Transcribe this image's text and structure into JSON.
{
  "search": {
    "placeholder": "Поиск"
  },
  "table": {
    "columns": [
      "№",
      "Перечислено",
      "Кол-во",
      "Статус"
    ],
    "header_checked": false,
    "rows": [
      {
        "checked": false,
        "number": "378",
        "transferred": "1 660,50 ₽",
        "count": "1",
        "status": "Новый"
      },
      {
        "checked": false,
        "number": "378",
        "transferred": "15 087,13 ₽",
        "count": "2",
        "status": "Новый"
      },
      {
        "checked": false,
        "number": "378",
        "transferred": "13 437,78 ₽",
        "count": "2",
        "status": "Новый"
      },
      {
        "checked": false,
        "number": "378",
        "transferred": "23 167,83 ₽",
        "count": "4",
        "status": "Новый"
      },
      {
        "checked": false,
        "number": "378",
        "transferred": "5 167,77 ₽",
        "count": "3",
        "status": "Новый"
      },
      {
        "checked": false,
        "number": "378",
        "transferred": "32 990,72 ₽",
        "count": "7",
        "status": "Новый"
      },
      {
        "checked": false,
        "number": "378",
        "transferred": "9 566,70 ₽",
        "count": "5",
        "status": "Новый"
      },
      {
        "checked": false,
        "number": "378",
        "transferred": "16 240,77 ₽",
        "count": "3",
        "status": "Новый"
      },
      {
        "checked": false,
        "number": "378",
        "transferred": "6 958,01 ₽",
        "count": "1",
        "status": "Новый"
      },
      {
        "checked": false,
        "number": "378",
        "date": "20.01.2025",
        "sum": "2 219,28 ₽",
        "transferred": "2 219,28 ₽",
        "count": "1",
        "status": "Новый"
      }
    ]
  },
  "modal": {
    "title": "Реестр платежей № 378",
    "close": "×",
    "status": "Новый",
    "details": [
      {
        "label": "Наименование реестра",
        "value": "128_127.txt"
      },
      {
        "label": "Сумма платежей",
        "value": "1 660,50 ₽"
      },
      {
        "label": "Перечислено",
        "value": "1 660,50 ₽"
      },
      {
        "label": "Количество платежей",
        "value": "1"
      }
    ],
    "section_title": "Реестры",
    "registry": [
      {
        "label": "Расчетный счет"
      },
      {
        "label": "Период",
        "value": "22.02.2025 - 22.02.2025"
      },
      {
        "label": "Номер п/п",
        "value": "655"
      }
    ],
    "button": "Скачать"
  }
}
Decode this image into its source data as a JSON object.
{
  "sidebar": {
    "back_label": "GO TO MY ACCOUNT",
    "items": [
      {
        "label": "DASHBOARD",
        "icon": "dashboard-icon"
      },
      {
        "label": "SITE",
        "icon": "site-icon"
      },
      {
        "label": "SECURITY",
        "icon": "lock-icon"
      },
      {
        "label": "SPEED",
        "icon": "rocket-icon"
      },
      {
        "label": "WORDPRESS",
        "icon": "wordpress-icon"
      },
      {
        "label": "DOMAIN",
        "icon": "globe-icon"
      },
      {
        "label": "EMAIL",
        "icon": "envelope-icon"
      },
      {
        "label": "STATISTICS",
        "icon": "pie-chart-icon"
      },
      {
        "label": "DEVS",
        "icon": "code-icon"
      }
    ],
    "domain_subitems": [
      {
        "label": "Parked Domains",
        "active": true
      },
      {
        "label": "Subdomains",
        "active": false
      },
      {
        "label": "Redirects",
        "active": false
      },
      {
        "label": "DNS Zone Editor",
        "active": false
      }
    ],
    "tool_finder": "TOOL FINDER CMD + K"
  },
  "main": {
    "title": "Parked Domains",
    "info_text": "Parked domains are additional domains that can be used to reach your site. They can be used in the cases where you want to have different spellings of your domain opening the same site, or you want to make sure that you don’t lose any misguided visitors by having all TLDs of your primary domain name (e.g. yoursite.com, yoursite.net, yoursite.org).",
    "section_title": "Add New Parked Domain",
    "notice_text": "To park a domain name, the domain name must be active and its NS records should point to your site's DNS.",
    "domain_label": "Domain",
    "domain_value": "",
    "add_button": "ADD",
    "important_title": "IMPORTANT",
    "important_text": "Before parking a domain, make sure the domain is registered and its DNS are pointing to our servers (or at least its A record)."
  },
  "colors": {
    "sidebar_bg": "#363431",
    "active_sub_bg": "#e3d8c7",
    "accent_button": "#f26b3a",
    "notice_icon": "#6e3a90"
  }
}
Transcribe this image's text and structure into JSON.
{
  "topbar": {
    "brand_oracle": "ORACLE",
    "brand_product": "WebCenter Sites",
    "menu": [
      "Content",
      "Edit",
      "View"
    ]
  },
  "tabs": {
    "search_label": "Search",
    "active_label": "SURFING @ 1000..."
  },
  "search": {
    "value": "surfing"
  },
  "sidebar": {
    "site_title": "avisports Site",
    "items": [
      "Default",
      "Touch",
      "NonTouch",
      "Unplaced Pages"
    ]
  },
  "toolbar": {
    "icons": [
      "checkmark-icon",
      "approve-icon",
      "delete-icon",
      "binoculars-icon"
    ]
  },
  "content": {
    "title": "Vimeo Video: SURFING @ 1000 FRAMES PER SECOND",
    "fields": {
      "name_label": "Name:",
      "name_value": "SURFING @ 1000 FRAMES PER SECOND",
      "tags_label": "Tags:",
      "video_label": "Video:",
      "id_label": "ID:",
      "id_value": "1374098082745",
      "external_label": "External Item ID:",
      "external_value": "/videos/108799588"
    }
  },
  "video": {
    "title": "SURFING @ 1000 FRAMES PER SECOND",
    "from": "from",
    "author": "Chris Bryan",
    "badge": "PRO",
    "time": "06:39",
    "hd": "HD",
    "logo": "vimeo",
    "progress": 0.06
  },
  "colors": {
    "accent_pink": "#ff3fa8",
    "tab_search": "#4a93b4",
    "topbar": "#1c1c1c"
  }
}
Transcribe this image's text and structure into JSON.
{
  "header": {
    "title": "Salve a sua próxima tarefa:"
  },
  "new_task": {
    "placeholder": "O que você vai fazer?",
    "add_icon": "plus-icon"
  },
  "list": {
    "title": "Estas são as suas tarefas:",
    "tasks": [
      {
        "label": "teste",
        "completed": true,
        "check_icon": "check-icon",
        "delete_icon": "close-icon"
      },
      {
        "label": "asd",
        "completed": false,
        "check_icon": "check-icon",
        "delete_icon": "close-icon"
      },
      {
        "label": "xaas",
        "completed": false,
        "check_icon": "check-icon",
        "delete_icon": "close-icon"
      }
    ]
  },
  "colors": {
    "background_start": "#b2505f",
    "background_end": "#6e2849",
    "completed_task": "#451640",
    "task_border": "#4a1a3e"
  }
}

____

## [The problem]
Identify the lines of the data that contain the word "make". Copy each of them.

## [Response area]
    "info_text": "Parked domains are additional domains that can be used to reach your site. They can be used in the cases where you want to have different spellings of your domain opening the same site, or you want to make sure that you don’t lose any misguided visitors by having all TLDs of your primary domain name (e.g. yoursite.com, yoursite.net, yoursite.org).",
    "important_text": "Before parking a domain, make sure the domain is registered and its DNS are pointing to our servers (or at least its A record)."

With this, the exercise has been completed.